Jack Kerouac writes about the road ahead.
Jack Kerouac gets a pulp style cover by Mitchell Hooks for the short, semi-autobiographical (of course) novel Maggie Cassidy. It’s a tale of high school into college, as well as love sought and lost, but you can always count on Kerouac to subvert conventionality. Maybe it isn’t his best, but it has those sparks and flashes of his unique style. The book was first published in 1959 by Avon, and this edition from the British imprint Panther appeared in 1960.
Is worth a fortune in the pocket.
Above, a rare copy of Dashiell Hammett’s classic 1930 detective story The Maltese Falcon, the Panther Books edition, 1957, with cover art by John Vernon. |
The headlines that mattered yesteryear.

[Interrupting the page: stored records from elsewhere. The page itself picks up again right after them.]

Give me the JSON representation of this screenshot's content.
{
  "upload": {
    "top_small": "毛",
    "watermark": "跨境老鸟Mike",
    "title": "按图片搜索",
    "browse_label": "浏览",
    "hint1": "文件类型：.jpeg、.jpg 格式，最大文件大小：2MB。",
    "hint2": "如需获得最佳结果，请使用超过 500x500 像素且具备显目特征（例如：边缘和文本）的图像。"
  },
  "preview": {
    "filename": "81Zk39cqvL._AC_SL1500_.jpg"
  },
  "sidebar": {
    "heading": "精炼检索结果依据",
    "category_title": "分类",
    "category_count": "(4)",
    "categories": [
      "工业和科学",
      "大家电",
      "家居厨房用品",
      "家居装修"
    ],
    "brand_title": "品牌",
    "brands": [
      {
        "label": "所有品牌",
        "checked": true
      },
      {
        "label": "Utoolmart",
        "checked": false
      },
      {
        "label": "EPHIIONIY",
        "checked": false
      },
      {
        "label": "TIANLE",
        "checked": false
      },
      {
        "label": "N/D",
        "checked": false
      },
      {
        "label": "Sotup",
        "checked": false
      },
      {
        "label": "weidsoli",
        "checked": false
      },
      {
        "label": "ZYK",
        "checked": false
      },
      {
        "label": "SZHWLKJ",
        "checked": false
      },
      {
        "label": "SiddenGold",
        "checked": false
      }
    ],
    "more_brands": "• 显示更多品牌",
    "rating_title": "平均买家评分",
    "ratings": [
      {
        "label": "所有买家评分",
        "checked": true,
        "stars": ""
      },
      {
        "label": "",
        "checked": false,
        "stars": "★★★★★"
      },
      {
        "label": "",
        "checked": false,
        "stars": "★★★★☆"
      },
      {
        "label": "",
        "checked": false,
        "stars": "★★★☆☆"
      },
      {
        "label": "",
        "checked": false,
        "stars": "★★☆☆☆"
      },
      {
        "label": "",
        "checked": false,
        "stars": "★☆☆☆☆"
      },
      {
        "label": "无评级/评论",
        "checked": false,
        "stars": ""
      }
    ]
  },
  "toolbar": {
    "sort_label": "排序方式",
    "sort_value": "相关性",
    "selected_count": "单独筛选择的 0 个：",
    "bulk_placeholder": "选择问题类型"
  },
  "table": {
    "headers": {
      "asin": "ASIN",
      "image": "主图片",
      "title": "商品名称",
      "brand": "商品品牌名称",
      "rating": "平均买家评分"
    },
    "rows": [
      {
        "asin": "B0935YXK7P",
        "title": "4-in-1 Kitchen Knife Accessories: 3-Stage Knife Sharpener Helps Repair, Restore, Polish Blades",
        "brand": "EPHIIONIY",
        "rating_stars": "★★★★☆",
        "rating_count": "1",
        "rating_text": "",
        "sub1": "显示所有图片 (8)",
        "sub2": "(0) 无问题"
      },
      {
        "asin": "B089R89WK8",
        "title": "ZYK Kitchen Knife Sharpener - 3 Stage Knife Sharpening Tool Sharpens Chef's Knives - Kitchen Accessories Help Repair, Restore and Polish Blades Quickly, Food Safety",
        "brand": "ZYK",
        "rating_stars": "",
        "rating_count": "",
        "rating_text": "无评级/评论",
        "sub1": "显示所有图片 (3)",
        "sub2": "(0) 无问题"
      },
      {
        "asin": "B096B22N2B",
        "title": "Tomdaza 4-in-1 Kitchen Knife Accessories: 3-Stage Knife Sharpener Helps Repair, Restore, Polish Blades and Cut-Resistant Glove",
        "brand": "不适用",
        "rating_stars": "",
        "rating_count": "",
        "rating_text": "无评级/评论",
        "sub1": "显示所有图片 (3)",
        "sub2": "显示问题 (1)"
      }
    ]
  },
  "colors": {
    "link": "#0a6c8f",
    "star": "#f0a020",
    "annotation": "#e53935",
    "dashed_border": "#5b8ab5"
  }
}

1951—Churchill Becomes Prime Minster Again
The Conservative Party wins the British general election, making Winston Churchill prime minister for the second time. Churchill is nearly 76 at the time, making him the second oldest prime minister in history after William Gladstone. Churchill remains PM until 1955, when he steps down at 81 due to ill health.
1964—The Night Caller Is Executed
In Australia, Eric Edgar Cooke, who had earned the nickname Night Caller, is hanged after being convicted of murder. He had terrorized Perth for four years, committing 22 violent crimes, eight of which resulted in deaths. He becomes the last person to be executed in Western Australia.
1938—Archbishop Denounces Dance Music
The Archbishop of Dubuque, Francis J. L. Beckman, makes headlines in the U.S. when he attacks swing music as a degenerated musical system destined to gnaw away at the moral fiber of young people. His denouncement follows on the heels of the music being banned in Germany due to its African and Jewish origins.
1993—Vincent Price Dies
American actor Vincent Price, who had achieved the height of his fame acting in low budget horror movies, and became famous again as the macabre voice in Michael Jackson's song "Thriller," dies at age 82 of complications from emphysema and Pariknson's disease.
1929—Stock Market Crashes
Black Thursday, a catastrophic crash on the New York Stock Exchange, occurs when the value of stocks suddenly declines and continues to decline for a month. The event leads to a subsequent crash in world stock prices and precipitates the Great Depression. This after famous economist Irving Fisher had declared that stock prices had reached a permanently high plateau.
It's easy. We have an uploader that makes it a snap. Use it to submit your art, text, header, and subhead. Your post can be funny, serious, or anything in between, as long as it's vintage pulp. You'll get a byline and experience the fleeting pride of free authorship. We'll edit your post for typos, but the rest is up to you. Click here
to give us your best shot.